> Problem to solve
An exact copy of all the entries is needed, with no images in it.
[[ Provided entries, beginning ]]
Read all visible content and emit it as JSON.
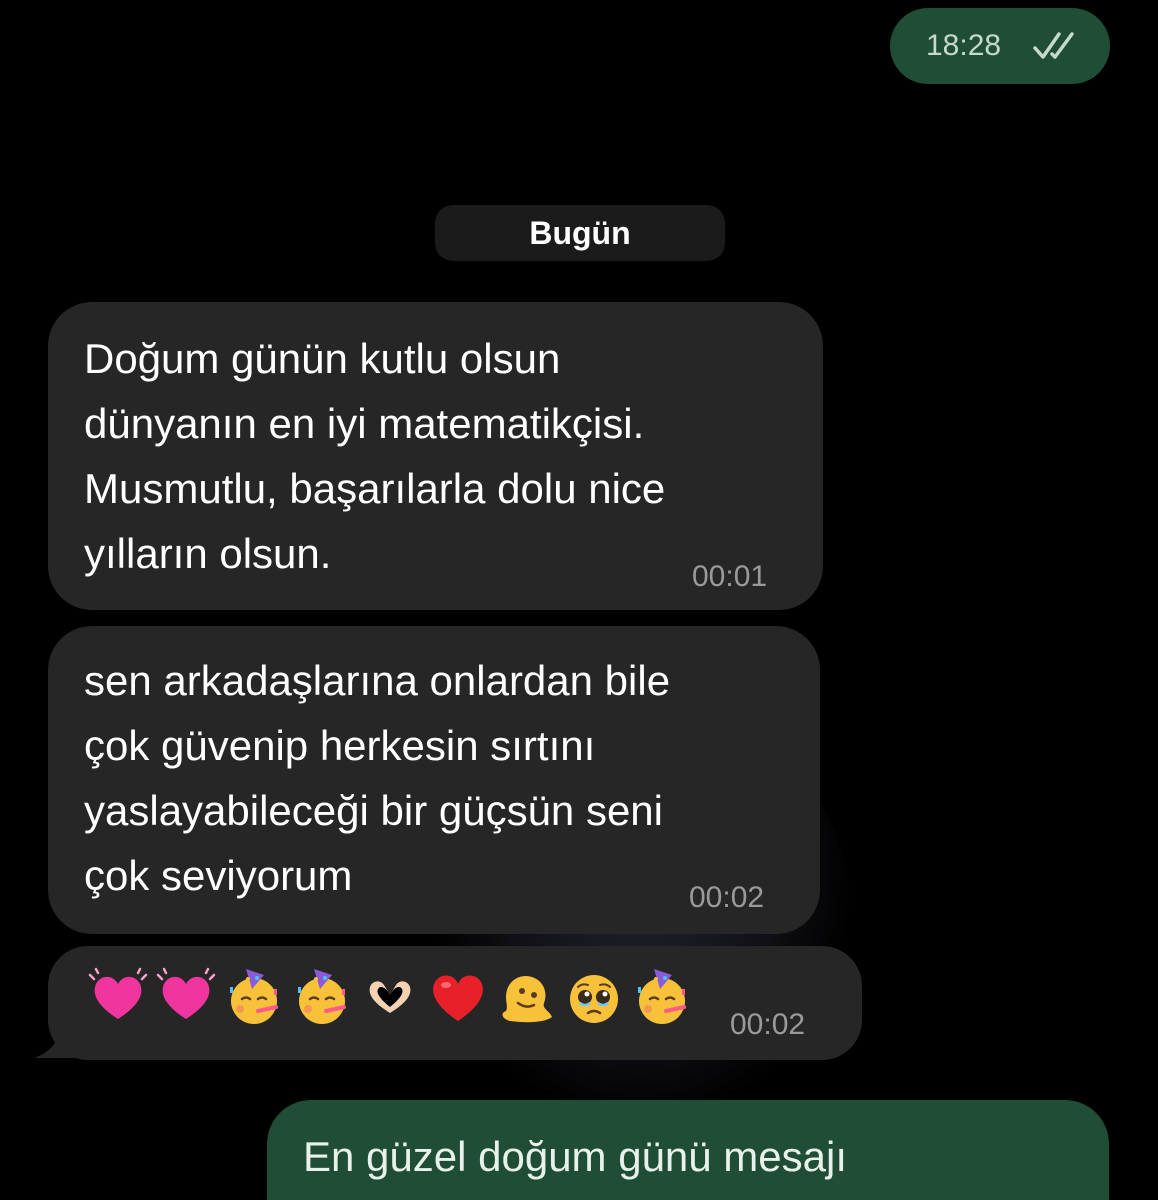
{
  "chat": {
    "top_message": {
      "time": "18:28",
      "status_icon": "double-check-icon"
    },
    "date_separator": "Bugün",
    "messages": [
      {
        "text": "Doğum günün kutlu olsun\ndünyanın en iyi matematikçisi.\nMusmutlu, başarılarla dolu nice\nyılların olsun.",
        "time": "00:01"
      },
      {
        "text": "sen arkadaşlarına onlardan bile\nçok güvenip herkesin sırtını\nyaslayabileceği bir güçsün seni\nçok seviyorum",
        "time": "00:02"
      },
      {
        "emojis": [
          "pink-heart-icon",
          "pink-heart-icon",
          "party-face-icon",
          "party-face-icon",
          "heart-hands-icon",
          "red-heart-icon",
          "melting-face-icon",
          "pleading-face-icon",
          "party-face-icon"
        ],
        "time": "00:02"
      }
    ],
    "outgoing_partial": {
      "text": "En güzel doğum günü mesajı"
    }
  },
  "colors": {
    "background": "#000000",
    "incoming_bubble": "#262626",
    "outgoing_bubble": "#1f4d35",
    "date_pill": "#1b1b1b"
  }
}
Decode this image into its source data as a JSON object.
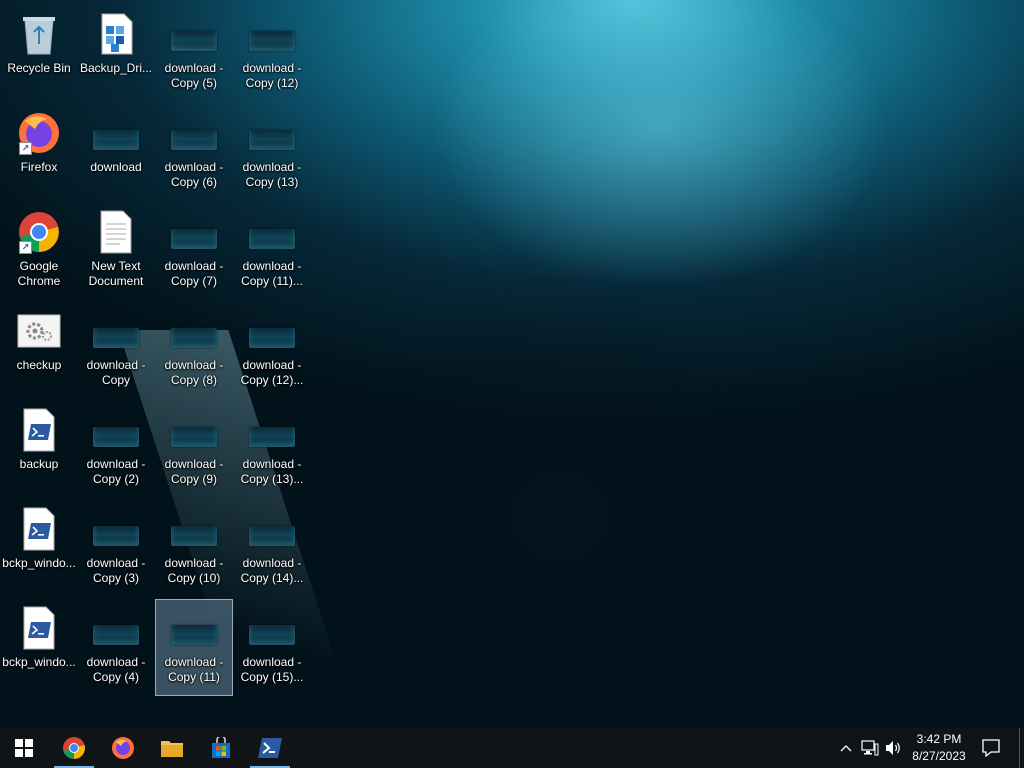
{
  "desktop": {
    "icons": [
      {
        "label": "Recycle Bin",
        "type": "recycle"
      },
      {
        "label": "Backup_Dri...",
        "type": "registry"
      },
      {
        "label": "download - Copy (5)",
        "type": "thumb"
      },
      {
        "label": "download - Copy (12)",
        "type": "thumb"
      },
      {
        "label": "Firefox",
        "type": "firefox"
      },
      {
        "label": "download",
        "type": "thumb"
      },
      {
        "label": "download - Copy (6)",
        "type": "thumb"
      },
      {
        "label": "download - Copy (13)",
        "type": "thumb"
      },
      {
        "label": "Google Chrome",
        "type": "chrome"
      },
      {
        "label": "New Text Document",
        "type": "text"
      },
      {
        "label": "download - Copy (7)",
        "type": "thumb"
      },
      {
        "label": "download - Copy (11)...",
        "type": "thumb"
      },
      {
        "label": "checkup",
        "type": "settings"
      },
      {
        "label": "download - Copy",
        "type": "thumb"
      },
      {
        "label": "download - Copy (8)",
        "type": "thumb"
      },
      {
        "label": "download - Copy (12)...",
        "type": "thumb"
      },
      {
        "label": "backup",
        "type": "ps1"
      },
      {
        "label": "download - Copy (2)",
        "type": "thumb"
      },
      {
        "label": "download - Copy (9)",
        "type": "thumb"
      },
      {
        "label": "download - Copy (13)...",
        "type": "thumb"
      },
      {
        "label": "bckp_windo...",
        "type": "ps1"
      },
      {
        "label": "download - Copy (3)",
        "type": "thumb"
      },
      {
        "label": "download - Copy (10)",
        "type": "thumb"
      },
      {
        "label": "download - Copy (14)...",
        "type": "thumb"
      },
      {
        "label": "bckp_windo...",
        "type": "ps1"
      },
      {
        "label": "download - Copy (4)",
        "type": "thumb"
      },
      {
        "label": "download - Copy (11)",
        "type": "thumb",
        "selected": true
      },
      {
        "label": "download - Copy (15)...",
        "type": "thumb"
      }
    ]
  },
  "taskbar": {
    "apps": [
      {
        "name": "start",
        "icon": "windows-logo-icon"
      },
      {
        "name": "chrome",
        "icon": "chrome-icon",
        "active": true
      },
      {
        "name": "firefox",
        "icon": "firefox-icon"
      },
      {
        "name": "file-explorer",
        "icon": "folder-icon"
      },
      {
        "name": "microsoft-store",
        "icon": "store-icon"
      },
      {
        "name": "powershell",
        "icon": "powershell-icon",
        "active": true
      }
    ],
    "tray": {
      "time": "3:42 PM",
      "date": "8/27/2023"
    }
  },
  "colors": {
    "taskbar": "#101417",
    "active_indicator": "#7ab7e8",
    "selection": "#a0c8e6"
  }
}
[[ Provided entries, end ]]
> Solution to this exercise
Read all visible content and emit it as JSON.
{
  "chat": {
    "top_message": {
      "time": "18:28",
      "status_icon": "double-check-icon"
    },
    "date_separator": "Bugün",
    "messages": [
      {
        "text": "Doğum günün kutlu olsun\ndünyanın en iyi matematikçisi.\nMusmutlu, başarılarla dolu nice\nyılların olsun.",
        "time": "00:01"
      },
      {
        "text": "sen arkadaşlarına onlardan bile\nçok güvenip herkesin sırtını\nyaslayabileceği bir güçsün seni\nçok seviyorum",
        "time": "00:02"
      },
      {
        "emojis": [
          "pink-heart-icon",
          "pink-heart-icon",
          "party-face-icon",
          "party-face-icon",
          "heart-hands-icon",
          "red-heart-icon",
          "melting-face-icon",
          "pleading-face-icon",
          "party-face-icon"
        ],
        "time": "00:02"
      }
    ],
    "outgoing_partial": {
      "text": "En güzel doğum günü mesajı"
    }
  },
  "colors": {
    "background": "#000000",
    "incoming_bubble": "#262626",
    "outgoing_bubble": "#1f4d35",
    "date_pill": "#1b1b1b"
  }
}
Decode this image into its source data as a JSON object.
{
  "desktop": {
    "icons": [
      {
        "label": "Recycle Bin",
        "type": "recycle"
      },
      {
        "label": "Backup_Dri...",
        "type": "registry"
      },
      {
        "label": "download - Copy (5)",
        "type": "thumb"
      },
      {
        "label": "download - Copy (12)",
        "type": "thumb"
      },
      {
        "label": "Firefox",
        "type": "firefox"
      },
      {
        "label": "download",
        "type": "thumb"
      },
      {
        "label": "download - Copy (6)",
        "type": "thumb"
      },
      {
        "label": "download - Copy (13)",
        "type": "thumb"
      },
      {
        "label": "Google Chrome",
        "type": "chrome"
      },
      {
        "label": "New Text Document",
        "type": "text"
      },
      {
        "label": "download - Copy (7)",
        "type": "thumb"
      },
      {
        "label": "download - Copy (11)...",
        "type": "thumb"
      },
      {
        "label": "checkup",
        "type": "settings"
      },
      {
        "label": "download - Copy",
        "type": "thumb"
      },
      {
        "label": "download - Copy (8)",
        "type": "thumb"
      },
      {
        "label": "download - Copy (12)...",
        "type": "thumb"
      },
      {
        "label": "backup",
        "type": "ps1"
      },
      {
        "label": "download - Copy (2)",
        "type": "thumb"
      },
      {
        "label": "download - Copy (9)",
        "type": "thumb"
      },
      {
        "label": "download - Copy (13)...",
        "type": "thumb"
      },
      {
        "label": "bckp_windo...",
        "type": "ps1"
      },
      {
        "label": "download - Copy (3)",
        "type": "thumb"
      },
      {
        "label": "download - Copy (10)",
        "type": "thumb"
      },
      {
        "label": "download - Copy (14)...",
        "type": "thumb"
      },
      {
        "label": "bckp_windo...",
        "type": "ps1"
      },
      {
        "label": "download - Copy (4)",
        "type": "thumb"
      },
      {
        "label": "download - Copy (11)",
        "type": "thumb",
        "selected": true
      },
      {
        "label": "download - Copy (15)...",
        "type": "thumb"
      }
    ]
  },
  "taskbar": {
    "apps": [
      {
        "name": "start",
        "icon": "windows-logo-icon"
      },
      {
        "name": "chrome",
        "icon": "chrome-icon",
        "active": true
      },
      {
        "name": "firefox",
        "icon": "firefox-icon"
      },
      {
        "name": "file-explorer",
        "icon": "folder-icon"
      },
      {
        "name": "microsoft-store",
        "icon": "store-icon"
      },
      {
        "name": "powershell",
        "icon": "powershell-icon",
        "active": true
      }
    ],
    "tray": {
      "time": "3:42 PM",
      "date": "8/27/2023"
    }
  },
  "colors": {
    "taskbar": "#101417",
    "active_indicator": "#7ab7e8",
    "selection": "#a0c8e6"
  }
}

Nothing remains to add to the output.